Currently, one of the best ways of computing genus 2 curves that can be
used in cryptographic systems is via computation of Igusa class
polynomials. Unfortunately Igusa class polynomials (the genus 2
analogue of Hilbert class polynomials) can be difficult to compute,
mostly because recovering the coefficients from approximations requires
a bound on the denominators. We will sketch how the denominators can be
related both to the number of embeddings of quartic CM fields into
certain endomorphism rings and to a conjectural formula of Bruinier and
Yang for certain intersection numbers.
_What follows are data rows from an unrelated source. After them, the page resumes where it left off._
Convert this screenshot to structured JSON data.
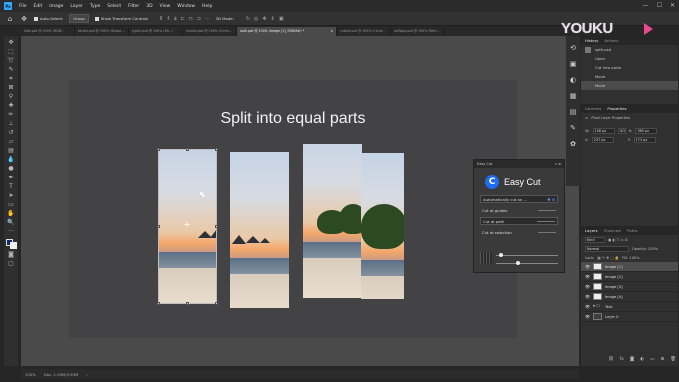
{
  "app": {
    "logo": "Ps",
    "menu": [
      "File",
      "Edit",
      "Image",
      "Layer",
      "Type",
      "Select",
      "Filter",
      "3D",
      "View",
      "Window",
      "Help"
    ],
    "window_controls": [
      "—",
      "☐",
      "✕"
    ]
  },
  "options_bar": {
    "auto_select_label": "Auto-Select:",
    "auto_select_value": "Group",
    "transform_label": "Show Transform Controls",
    "mode_3d": "3D Mode:"
  },
  "tabs": [
    {
      "label": "hike.psd @ 100% (RGB/...",
      "active": false
    },
    {
      "label": "tactile.psd @ 100% (Shape ...",
      "active": false
    },
    {
      "label": "typen.psd @ 100% (AR...)",
      "active": false
    },
    {
      "label": "events.psd @ 100% (Circle...",
      "active": false
    },
    {
      "label": "split.psd @ 100% (Image [1], RGB/8#) *",
      "active": true
    },
    {
      "label": "cutout.psd @ 100% (Circle...",
      "active": false
    },
    {
      "label": "artflags.psd @ 100% (Rect...",
      "active": false
    }
  ],
  "canvas": {
    "title": "Split into equal parts"
  },
  "plugin": {
    "header": "Easy Cut",
    "header_controls": "«  ≡",
    "logo_letter": "C",
    "title": "Easy Cut",
    "auto_cut_label": "Automatically cut on ...",
    "cut_guides": "Cut at guides",
    "cut_path": "Cut at path",
    "cut_selection": "Cut at selection"
  },
  "history_panel": {
    "tabs": [
      "History",
      "Actions"
    ],
    "items": [
      "split.psd",
      "Open",
      "Cut into parts",
      "Move",
      "Move"
    ]
  },
  "properties_panel": {
    "tabs": [
      "Libraries",
      "Properties"
    ],
    "kind": "Pixel Layer Properties",
    "w_label": "W:",
    "w_value": "106 px",
    "h_label": "H:",
    "h_value": "365 px",
    "x_label": "X:",
    "x_value": "237 px",
    "y_label": "Y:",
    "y_value": "172 px",
    "link": "GO"
  },
  "layers_panel": {
    "tabs": [
      "Layers",
      "Channels",
      "Paths"
    ],
    "filter": "Kind",
    "blend_mode": "Normal",
    "opacity": "Opacity: 100%",
    "fill": "Fill: 100%",
    "lock": "Lock:",
    "layers": [
      {
        "name": "Image [1]",
        "selected": true,
        "type": "image"
      },
      {
        "name": "Image [2]",
        "selected": false,
        "type": "image"
      },
      {
        "name": "Image [3]",
        "selected": false,
        "type": "image"
      },
      {
        "name": "Image [4]",
        "selected": false,
        "type": "image"
      },
      {
        "name": "Text",
        "selected": false,
        "type": "folder"
      },
      {
        "name": "Layer 0",
        "selected": false,
        "type": "dark"
      }
    ]
  },
  "status_bar": {
    "zoom": "100%",
    "doc": "Doc: 1.09M/3.63M",
    "arrow": "›"
  },
  "watermark": {
    "text": "YOUKU"
  },
  "colors": {
    "accent": "#31a8ff",
    "easycut_blue": "#1e6cf0",
    "canvas_bg": "#434244",
    "workspace_bg": "#4a4a4a"
  }
}
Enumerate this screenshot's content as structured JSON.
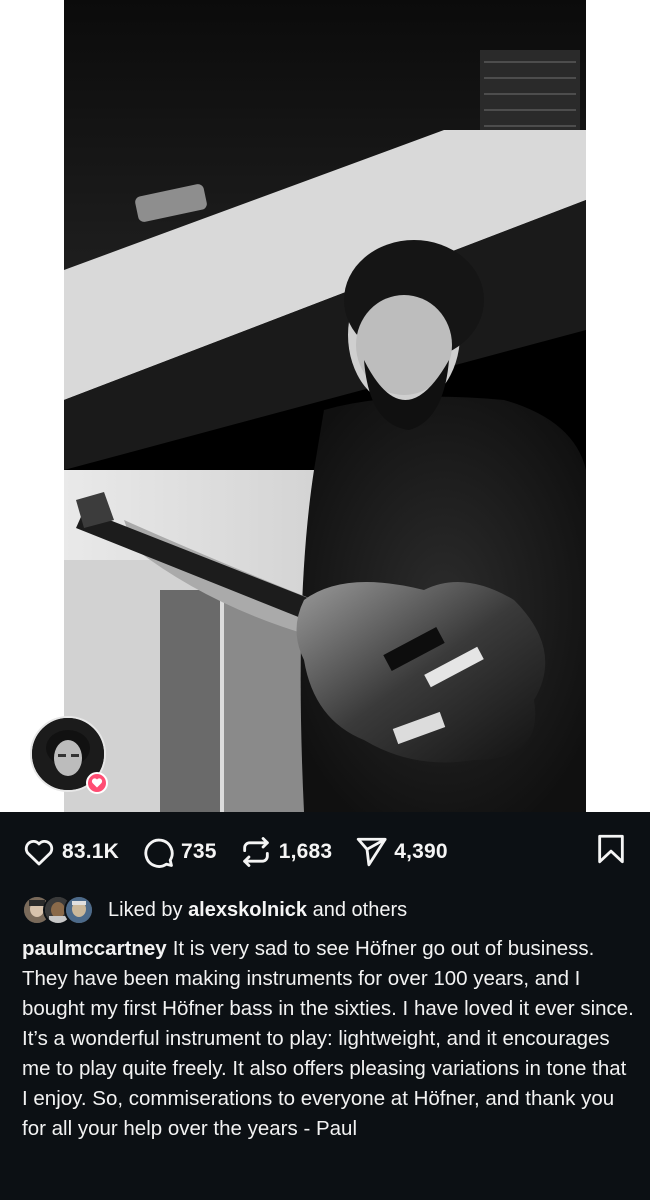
{
  "post": {
    "likes_count": "83.1K",
    "comments_count": "735",
    "reposts_count": "1,683",
    "shares_count": "4,390"
  },
  "likes_line": {
    "prefix": "Liked by",
    "liker": "alexskolnick",
    "suffix": "and others"
  },
  "caption": {
    "username": "paulmccartney",
    "text": "It is very sad to see Höfner go out of business. They have been making instruments for over 100 years, and I bought my first Höfner bass in the sixties. I have loved it ever since. It’s a wonderful instrument to play: lightweight, and it encourages me to play quite freely. It also offers pleasing variations in tone that I enjoy. So, commiserations to everyone at Höfner, and thank you for all your help over the years - Paul"
  },
  "icons": {
    "like": "heart-icon",
    "comment": "comment-icon",
    "repost": "repost-icon",
    "share": "send-icon",
    "save": "bookmark-icon"
  },
  "colors": {
    "background": "#0c1014",
    "text": "#f5f5f5",
    "story_heart": "#ff4d73"
  }
}
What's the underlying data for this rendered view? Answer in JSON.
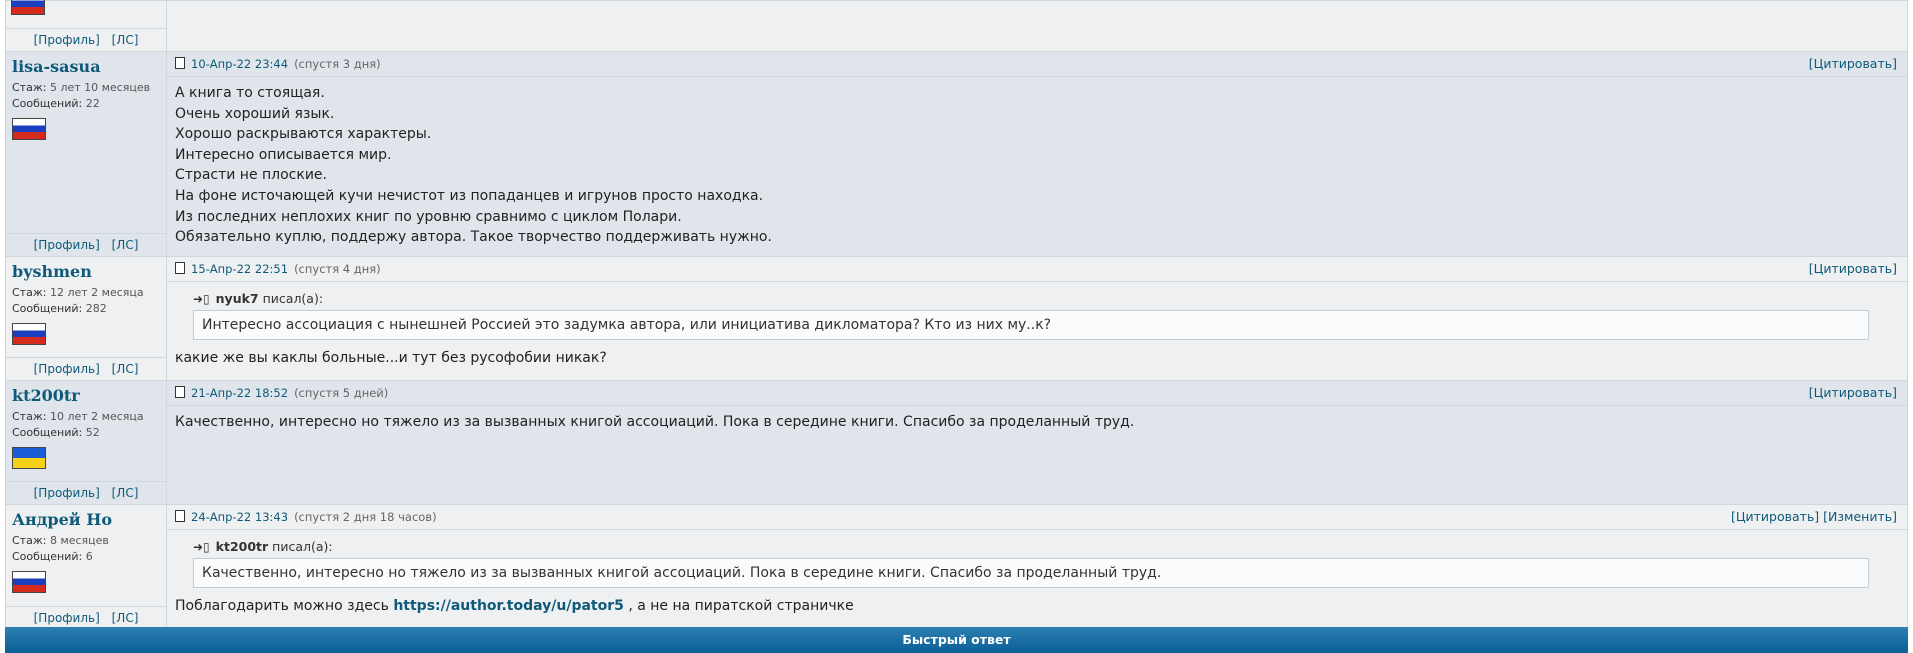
{
  "user_actions": {
    "profile": "[Профиль]",
    "pm": "[ЛС]"
  },
  "labels": {
    "stazh": "Стаж:",
    "posts": "Сообщений:",
    "wrote": "писал(а):"
  },
  "post_actions": {
    "quote": "[Цитировать]",
    "edit": "[Изменить]"
  },
  "posts": [
    {
      "author": "lisa-sasua",
      "stazh": "5 лет 10 месяцев",
      "posts": "22",
      "flag": "ru",
      "date": "10-Апр-22 23:44",
      "ago": "(спустя 3 дня)",
      "lines": [
        "А книга то стоящая.",
        "Очень хороший язык.",
        "Хорошо раскрываются характеры.",
        "Интересно описывается мир.",
        "Страсти не плоские.",
        "На фоне источающей кучи нечистот из попаданцев и игрунов просто находка.",
        "Из последних неплохих книг по уровню сравнимо с циклом Полари.",
        "Обязательно куплю, поддержу автора. Такое творчество поддерживать нужно."
      ]
    },
    {
      "author": "byshmen",
      "stazh": "12 лет 2 месяца",
      "posts": "282",
      "flag": "ru",
      "date": "15-Апр-22 22:51",
      "ago": "(спустя 4 дня)",
      "quote_author": "nyuk7",
      "quote_text": "Интересно ассоциация с нынешней Россией это задумка автора, или инициатива дикломатора? Кто из них му..к?",
      "text": "какие же вы каклы больные...и тут без русофобии никак?"
    },
    {
      "author": "kt200tr",
      "stazh": "10 лет 2 месяца",
      "posts": "52",
      "flag": "ua",
      "date": "21-Апр-22 18:52",
      "ago": "(спустя 5 дней)",
      "text": "Качественно, интересно но тяжело из за вызванных книгой ассоциаций. Пока в середине книги. Спасибо за проделанный труд."
    },
    {
      "author": "Андрей Но",
      "stazh": "8 месяцев",
      "posts": "6",
      "flag": "ru",
      "date": "24-Апр-22 13:43",
      "ago": "(спустя 2 дня 18 часов)",
      "quote_author": "kt200tr",
      "quote_text": "Качественно, интересно но тяжело из за вызванных книгой ассоциаций. Пока в середине книги. Спасибо за проделанный труд.",
      "text_before": "Поблагодарить можно здесь",
      "link": "https://author.today/u/pator5",
      "text_after": ", а не на пиратской страничке"
    }
  ],
  "quick_reply": "Быстрый ответ"
}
We will present computations of
these three values for 13 different CM fields and, in the cases in which
the values are not what we might expect, we point to explanations for
- Vanessa Vitse (Université de Versailles Saint-Quentin-en-Yvelines, France)
F4 traces and index calculus on elliptic curves over extension fields
Recently, Gaudry and Diem have proposed an index calculus
method for the resolution of the DLP on elliptic curves defined over
extension fields. In this talk, I will first present a variant of this
method that enables to decrease the asymptotic complexity of the DLP on E(Fqn)
for a large range of q and n, then introduce a second
improvement provided by the use of F4 traces for polynomial system
solving. Finally, I will give a practical example of our index
calculus variant to the oracle-assisted Static Diffie-Hellman Problem.
This is a joint work with Antoine Joux.
- Melanie Matchett Wood (American Institute of Mathematics, USA)
The group laws on elliptic curves, Jacobians of
hyperelliptic curves, and ideal class groups of quadratic number
fields are all examples of group laws that can be computed explicitly
via composition on various types of binary quadratic forms. We will
discuss how these examples fit into a larger picture of class groups
of quadratic extensions of any base space or ring, which can all be
given explicitly by composition on generalized binary quadratic forms.
Further, we will discuss how this is the degree 2 piece of a larger
story, in which class groups of all cubic extensions and even some
degree n extensions (for n>3) can be given in terms of composition
laws on trilinear forms. For example, one can compute Jacobians of
trigonal curves via composition on certain trilinear forms.